In our Oregon research we often come across names of towns or areas we are not familiar with. Some recent examples I found are Goldson and Chemawa Oregon. I knew that Goldson was in the Lane County area, but just not exactly sure where it was. With internet search engines we can quickly find most of these now unincorporated towns or former post offices. Oregon Geographic Names is a great book to learn more about the history of these places. Now in its 7th edition, Oregon Geographic Names has been compiled by two generations of the McArthurs. Lewis A. McArthur published the first three editions and his son Lewis L. McArthur took over the project for editions four – seven. Wikipedia now reports that Lewis L.’s daughter Mary will be the editor for the 8th edition.
Sometimes local lore and fact about how the names came into being conflict and the book does a good job sorting through the different traditions and stories.

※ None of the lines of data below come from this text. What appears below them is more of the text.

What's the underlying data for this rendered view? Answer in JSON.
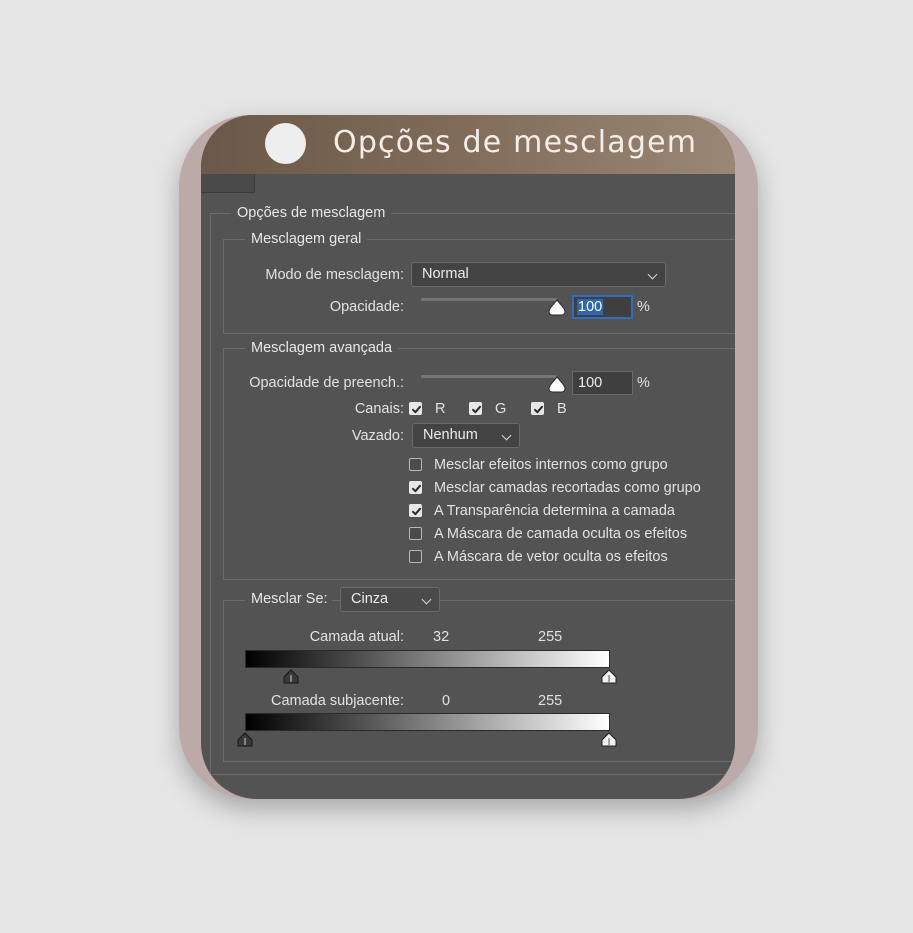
{
  "header": {
    "title": "Opções de mesclagem"
  },
  "section": {
    "title": "Opções de mesclagem"
  },
  "general": {
    "title": "Mesclagem geral",
    "mode_label": "Modo de mesclagem:",
    "mode_value": "Normal",
    "opacity_label": "Opacidade:",
    "opacity_value": "100",
    "opacity_level": 100,
    "percent": "%"
  },
  "advanced": {
    "title": "Mesclagem avançada",
    "fill_label": "Opacidade de preench.:",
    "fill_value": "100",
    "fill_level": 100,
    "percent": "%",
    "channels_label": "Canais:",
    "channels": [
      {
        "label": "R",
        "checked": true
      },
      {
        "label": "G",
        "checked": true
      },
      {
        "label": "B",
        "checked": true
      }
    ],
    "knockout_label": "Vazado:",
    "knockout_value": "Nenhum",
    "options": [
      {
        "label": "Mesclar efeitos internos como grupo",
        "checked": false
      },
      {
        "label": "Mesclar camadas recortadas como grupo",
        "checked": true
      },
      {
        "label": "A Transparência determina a camada",
        "checked": true
      },
      {
        "label": "A Máscara de camada oculta os efeitos",
        "checked": false
      },
      {
        "label": "A Máscara de vetor oculta os efeitos",
        "checked": false
      }
    ]
  },
  "blend_if": {
    "label": "Mesclar Se:",
    "value": "Cinza",
    "this_layer": {
      "label": "Camada atual:",
      "low": "32",
      "high": "255"
    },
    "underlying": {
      "label": "Camada subjacente:",
      "low": "0",
      "high": "255"
    }
  }
}
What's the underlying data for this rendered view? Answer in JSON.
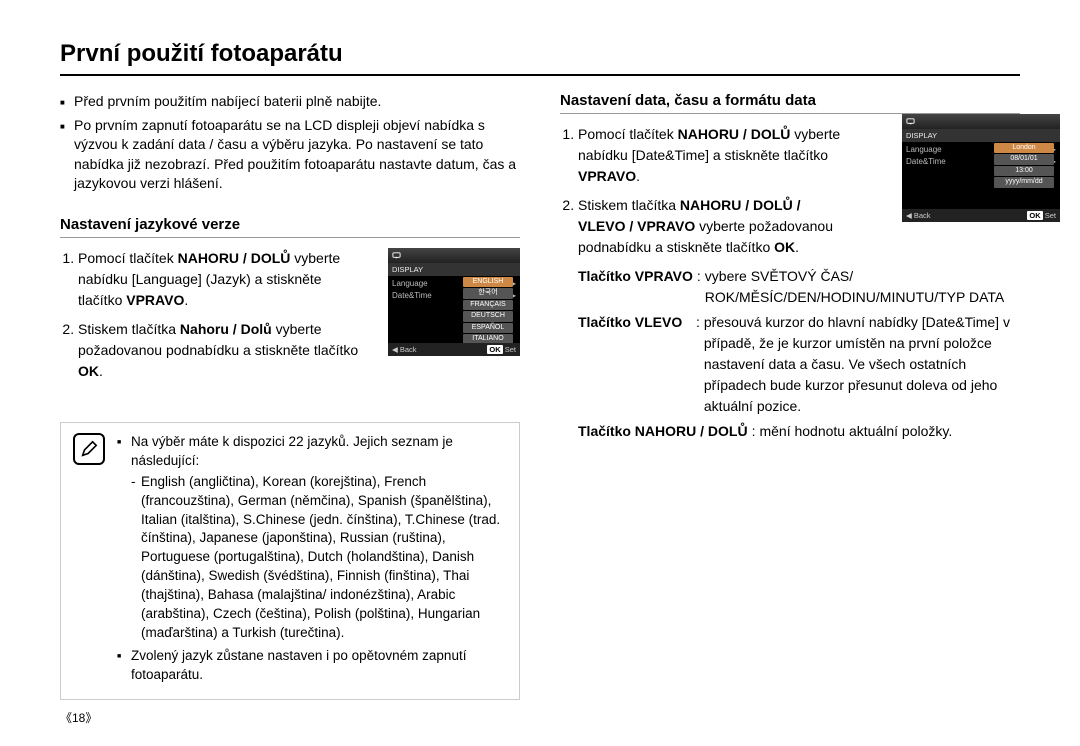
{
  "title": "První použití fotoaparátu",
  "intro_bullets": [
    "Před prvním použitím nabíjecí baterii plně nabijte.",
    "Po prvním zapnutí fotoaparátu se na LCD displeji objeví nabídka s výzvou k zadání data / času a výběru jazyka.  Po nastavení se tato nabídka již nezobrazí. Před použitím fotoaparátu nastavte datum, čas a jazykovou verzi hlášení."
  ],
  "lang_section": {
    "title": "Nastavení jazykové verze",
    "step1_pre": "Pomocí tlačítek ",
    "step1_bold": "NAHORU / DOLŮ",
    "step1_post": " vyberte nabídku [Language] (Jazyk) a stiskněte tlačítko ",
    "step1_bold2": "VPRAVO",
    "step1_dot": ".",
    "step2_pre": "Stiskem tlačítka ",
    "step2_bold": "Nahoru / Dolů",
    "step2_post": " vyberte požadovanou podnabídku a stiskněte tlačítko ",
    "step2_bold2": "OK",
    "step2_dot": "."
  },
  "lcd1": {
    "display": "DISPLAY",
    "language_row": "Language",
    "datetime_row": "Date&Time",
    "options": [
      "ENGLISH",
      "한국어",
      "FRANÇAIS",
      "DEUTSCH",
      "ESPAÑOL",
      "ITALIANO"
    ],
    "back": "Back",
    "ok": "OK",
    "set": "Set"
  },
  "note": {
    "bullet1": "Na výběr máte k dispozici 22 jazyků.  Jejich seznam je následující:",
    "langlist": "English (angličtina), Korean (korejština), French (francouzština), German (němčina), Spanish (španělština), Italian (italština), S.Chinese (jedn. čínština), T.Chinese (trad. čínština), Japanese (japonština), Russian (ruština), Portuguese (portugalština), Dutch (holandština), Danish (dánština), Swedish (švédština), Finnish (finština), Thai (thajština), Bahasa (malajština/ indonézština), Arabic (arabština), Czech (čeština), Polish (polština), Hungarian (maďarština) a Turkish (turečtina).",
    "bullet2": "Zvolený jazyk zůstane nastaven i po opětovném zapnutí fotoaparátu."
  },
  "datetime_section": {
    "title": "Nastavení data, času a formátu data",
    "step1_pre": "Pomocí tlačítek ",
    "step1_bold": "NAHORU / DOLŮ",
    "step1_post": " vyberte nabídku [Date&Time] a stiskněte tlačítko ",
    "step1_bold2": "VPRAVO",
    "step1_dot": ".",
    "step2_pre": "Stiskem tlačítka ",
    "step2_bold": "NAHORU / DOLŮ / VLEVO / VPRAVO",
    "step2_post": " vyberte požadovanou podnabídku a stiskněte tlačítko ",
    "step2_bold2": "OK",
    "step2_dot": ".",
    "row1_label": "Tlačítko VPRAVO",
    "row1_val": "vybere SVĚTOVÝ ČAS/ ROK/MĚSÍC/DEN/HODINU/MINUTU/TYP DATA",
    "row2_label": "Tlačítko VLEVO",
    "row2_val": "přesouvá kurzor do hlavní nabídky [Date&Time] v případě, že je kurzor umístěn na první položce nastavení data a času.  Ve všech ostatních případech bude kurzor přesunut doleva od jeho aktuální pozice.",
    "row3_label": "Tlačítko NAHORU / DOLŮ",
    "row3_val": "mění hodnotu aktuální položky."
  },
  "lcd2": {
    "display": "DISPLAY",
    "language_row": "Language",
    "datetime_row": "Date&Time",
    "options": [
      "London",
      "08/01/01",
      "13:00",
      "yyyy/mm/dd"
    ],
    "back": "Back",
    "ok": "OK",
    "set": "Set"
  },
  "page_number": "《18》"
}
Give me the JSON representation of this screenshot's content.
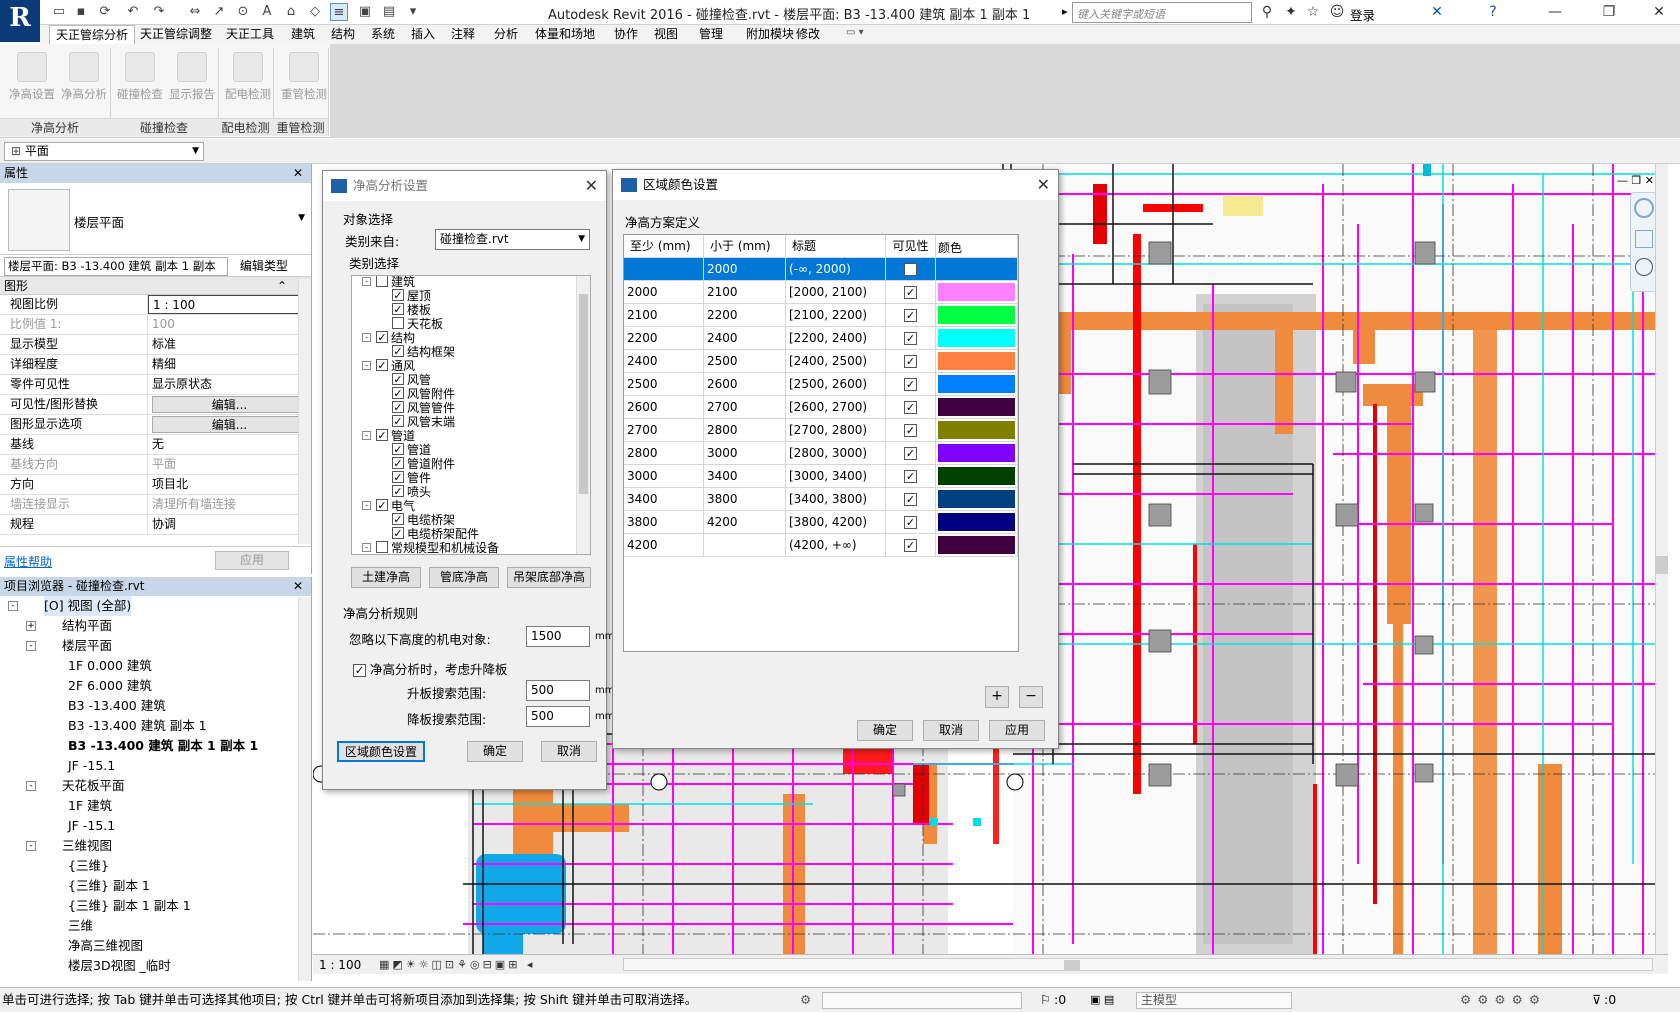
{
  "window": {
    "title": "Autodesk Revit 2016 -    碰撞检查.rvt - 楼层平面: B3 -13.400 建筑 副本 1 副本 1",
    "search_placeholder": "键入关键字或短语",
    "login": "登录"
  },
  "ribbon": {
    "tabs": [
      "天正管综分析",
      "天正管综调整",
      "天正工具",
      "建筑",
      "结构",
      "系统",
      "插入",
      "注释",
      "分析",
      "体量和场地",
      "协作",
      "视图",
      "管理",
      "附加模块",
      "修改"
    ],
    "buttons": [
      "净高设置",
      "净高分析",
      "碰撞检查",
      "显示报告",
      "配电检测",
      "重管检测"
    ],
    "panels": [
      "净高分析",
      "碰撞检查",
      "配电检测",
      "重管检测"
    ]
  },
  "typebar": {
    "selector": "平面"
  },
  "properties": {
    "title": "属性",
    "type_name": "楼层平面",
    "instance": "楼层平面: B3 -13.400 建筑 副本 1 副本",
    "edit_type": "编辑类型",
    "group": "图形",
    "rows": [
      {
        "k": "视图比例",
        "v": "1 : 100"
      },
      {
        "k": "比例值 1:",
        "v": "100",
        "dis": true
      },
      {
        "k": "显示模型",
        "v": "标准"
      },
      {
        "k": "详细程度",
        "v": "精细"
      },
      {
        "k": "零件可见性",
        "v": "显示原状态"
      },
      {
        "k": "可见性/图形替换",
        "v": "编辑...",
        "btn": true
      },
      {
        "k": "图形显示选项",
        "v": "编辑...",
        "btn": true
      },
      {
        "k": "基线",
        "v": "无"
      },
      {
        "k": "基线方向",
        "v": "平面",
        "dis": true
      },
      {
        "k": "方向",
        "v": "项目北"
      },
      {
        "k": "墙连接显示",
        "v": "清理所有墙连接",
        "dis": true
      },
      {
        "k": "规程",
        "v": "协调"
      }
    ],
    "help": "属性帮助",
    "apply": "应用"
  },
  "browser": {
    "title": "项目浏览器 - 碰撞检查.rvt",
    "items": [
      {
        "t": "[O] 视图 (全部)",
        "lv": 0,
        "tg": "-",
        "hl": true
      },
      {
        "t": "结构平面",
        "lv": 1,
        "tg": "+"
      },
      {
        "t": "楼层平面",
        "lv": 1,
        "tg": "-"
      },
      {
        "t": "1F 0.000 建筑",
        "lv": 2
      },
      {
        "t": "2F 6.000 建筑",
        "lv": 2
      },
      {
        "t": "B3 -13.400 建筑",
        "lv": 2
      },
      {
        "t": "B3 -13.400 建筑 副本 1",
        "lv": 2
      },
      {
        "t": "B3 -13.400 建筑 副本 1 副本 1",
        "lv": 2,
        "b": true
      },
      {
        "t": "JF -15.1",
        "lv": 2
      },
      {
        "t": "天花板平面",
        "lv": 1,
        "tg": "-"
      },
      {
        "t": "1F 建筑",
        "lv": 2
      },
      {
        "t": "JF -15.1",
        "lv": 2
      },
      {
        "t": "三维视图",
        "lv": 1,
        "tg": "-"
      },
      {
        "t": "{三维}",
        "lv": 2
      },
      {
        "t": "{三维} 副本 1",
        "lv": 2
      },
      {
        "t": "{三维} 副本 1 副本 1",
        "lv": 2
      },
      {
        "t": "三维",
        "lv": 2
      },
      {
        "t": "净高三维视图",
        "lv": 2
      },
      {
        "t": "楼层3D视图 _临时",
        "lv": 2
      }
    ]
  },
  "clearance_dialog": {
    "title": "净高分析设置",
    "obj_select": "对象选择",
    "source_label": "类别来自:",
    "source_value": "碰撞检查.rvt",
    "cat_select": "类别选择",
    "tree": [
      {
        "t": "建筑",
        "lv": 0,
        "c": false
      },
      {
        "t": "屋顶",
        "lv": 1,
        "c": true
      },
      {
        "t": "楼板",
        "lv": 1,
        "c": true
      },
      {
        "t": "天花板",
        "lv": 1,
        "c": false
      },
      {
        "t": "结构",
        "lv": 0,
        "c": true
      },
      {
        "t": "结构框架",
        "lv": 1,
        "c": true
      },
      {
        "t": "通风",
        "lv": 0,
        "c": true
      },
      {
        "t": "风管",
        "lv": 1,
        "c": true
      },
      {
        "t": "风管附件",
        "lv": 1,
        "c": true
      },
      {
        "t": "风管管件",
        "lv": 1,
        "c": true
      },
      {
        "t": "风管末端",
        "lv": 1,
        "c": true
      },
      {
        "t": "管道",
        "lv": 0,
        "c": true
      },
      {
        "t": "管道",
        "lv": 1,
        "c": true
      },
      {
        "t": "管道附件",
        "lv": 1,
        "c": true
      },
      {
        "t": "管件",
        "lv": 1,
        "c": true
      },
      {
        "t": "喷头",
        "lv": 1,
        "c": true
      },
      {
        "t": "电气",
        "lv": 0,
        "c": true
      },
      {
        "t": "电缆桥架",
        "lv": 1,
        "c": true
      },
      {
        "t": "电缆桥架配件",
        "lv": 1,
        "c": true
      },
      {
        "t": "常规模型和机械设备",
        "lv": 0,
        "c": false
      }
    ],
    "btns": [
      "土建净高",
      "管底净高",
      "吊架底部净高"
    ],
    "rules": "净高分析规则",
    "ignore_label": "忽略以下高度的机电对象:",
    "ignore_value": "1500",
    "unit": "mm",
    "consider_label": "净高分析时，考虑升降板",
    "up_label": "升板搜索范围:",
    "up_value": "500",
    "down_label": "降板搜索范围:",
    "down_value": "500",
    "region_btn": "区域颜色设置",
    "ok": "确定",
    "cancel": "取消"
  },
  "color_dialog": {
    "title": "区域颜色设置",
    "section": "净高方案定义",
    "headers": [
      "至少 (mm)",
      "小于 (mm)",
      "标题",
      "可见性",
      "颜色"
    ],
    "rows": [
      {
        "a": "",
        "b": "2000",
        "t": "(-∞, 2000)",
        "c": "#0078d7"
      },
      {
        "a": "2000",
        "b": "2100",
        "t": "[2000, 2100)",
        "c": "#ff80ff"
      },
      {
        "a": "2100",
        "b": "2200",
        "t": "[2100, 2200)",
        "c": "#00ff40"
      },
      {
        "a": "2200",
        "b": "2400",
        "t": "[2200, 2400)",
        "c": "#00ffff"
      },
      {
        "a": "2400",
        "b": "2500",
        "t": "[2400, 2500)",
        "c": "#ff8040"
      },
      {
        "a": "2500",
        "b": "2600",
        "t": "[2500, 2600)",
        "c": "#0080ff"
      },
      {
        "a": "2600",
        "b": "2700",
        "t": "[2600, 2700)",
        "c": "#400040"
      },
      {
        "a": "2700",
        "b": "2800",
        "t": "[2700, 2800)",
        "c": "#808000"
      },
      {
        "a": "2800",
        "b": "3000",
        "t": "[2800, 3000)",
        "c": "#8000ff"
      },
      {
        "a": "3000",
        "b": "3400",
        "t": "[3000, 3400)",
        "c": "#004000"
      },
      {
        "a": "3400",
        "b": "3800",
        "t": "[3400, 3800)",
        "c": "#004080"
      },
      {
        "a": "3800",
        "b": "4200",
        "t": "[3800, 4200)",
        "c": "#000080"
      },
      {
        "a": "4200",
        "b": "",
        "t": "(4200, +∞)",
        "c": "#400040"
      }
    ],
    "plus": "+",
    "minus": "−",
    "ok": "确定",
    "cancel": "取消",
    "apply": "应用"
  },
  "viewbar": {
    "scale": "1 : 100"
  },
  "status": {
    "text": "单击可进行选择; 按 Tab 键并单击可选择其他项目; 按 Ctrl 键并单击可将新项目添加到选择集; 按 Shift 键并单击可取消选择。",
    "count": ":0",
    "model": "主模型",
    "filter": ":0"
  }
}
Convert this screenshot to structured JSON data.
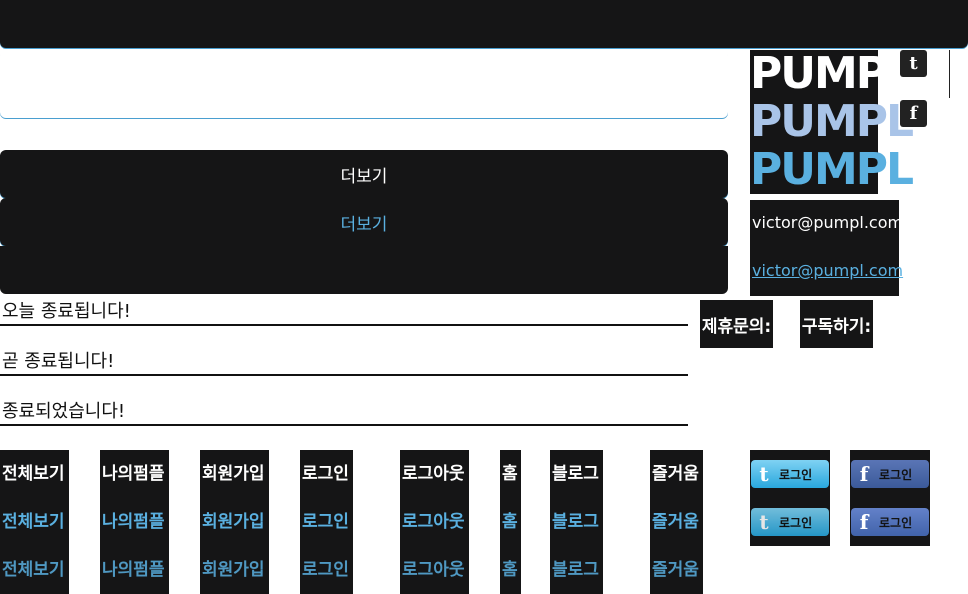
{
  "more_buttons": [
    "더보기",
    "더보기"
  ],
  "logo": {
    "text": "PUMPL",
    "colors": [
      "#ffffff",
      "#a9c4e8",
      "#5ab0e0"
    ]
  },
  "sns": {
    "twitter_glyph": "t",
    "facebook_glyph": "f"
  },
  "emails": [
    "victor@pumpl.com",
    "victor@pumpl.com"
  ],
  "status_lines": [
    "오늘 종료됩니다!",
    "곧 종료됩니다!",
    "종료되었습니다!"
  ],
  "pills": [
    "제휴문의:",
    "구독하기:"
  ],
  "nav": {
    "all": [
      "전체보기",
      "전체보기",
      "전체보기"
    ],
    "mypumpl": [
      "나의펌플",
      "나의펌플",
      "나의펌플"
    ],
    "signup": [
      "회원가입",
      "회원가입",
      "회원가입"
    ],
    "login": [
      "로그인",
      "로그인",
      "로그인"
    ],
    "logout": [
      "로그아웃",
      "로그아웃",
      "로그아웃"
    ],
    "home": [
      "홈",
      "홈",
      "홈"
    ],
    "blog": [
      "블로그",
      "블로그",
      "블로그"
    ],
    "fun": [
      "즐거움",
      "즐거움",
      "즐거움"
    ]
  },
  "social_login": {
    "label": "로그인",
    "twitter_glyph": "t",
    "facebook_glyph": "f"
  },
  "colors": {
    "dark": "#151516",
    "accent": "#5ab0e0"
  }
}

Knowing exactly where a town was or is located will better help you find newspapers to research. If the death occurred in Goldson Oregon, I might very well search the Junction City Times or the Eugene Morning Register or Eugene Daily Guard, depending on the time period. Likewise a death in Camas Swale may have been reported in the Creswell Chronicle, Cottage Grove Sentinel, the Eugene Register Guard – or in all three. Each newspaper could have carried the same article or have their own account. It is worth the search!
To find the libraries that house copies of the newspapers you want to research, please refer to my earlier post, Extra! Extra! Read all about it!
Before the days of wire services – it was not uncommon to see newspapers end with a notation like, “Salem Newspapers please copy“. This was a way for the news to be distributed to another city where there was a noted connection. This is a huge clue that the reference city should also be investigated for members of your family.
If you are doing much research in Oregon, it might be helpful to have a copy of Oregon Geographic Names as part of your library. I purchased my copy used. The latest edition can be purchased at Amazon.com or from your local used book dealer.
*According to Oregon Geographic Names, 6th ed, pg. 459, there are two Jump off Joes – one in Grant County, “Jump off Joe Peak is a sharp ridge three miles south of Desolation Butte. In the early days an important sheep driveway ran along the ridge to the east end where there was a precipitous drop that required careful herding…” Jump off Joe Creek is located in the northeast corner of Josephine County. As one story goes Joe McLoughlin (son of Dr. John McLoughlin), while on a trapping trip fell over the edge of the bluff when returning to camp in the dark. The injuries were severe enough to eventually cause his death.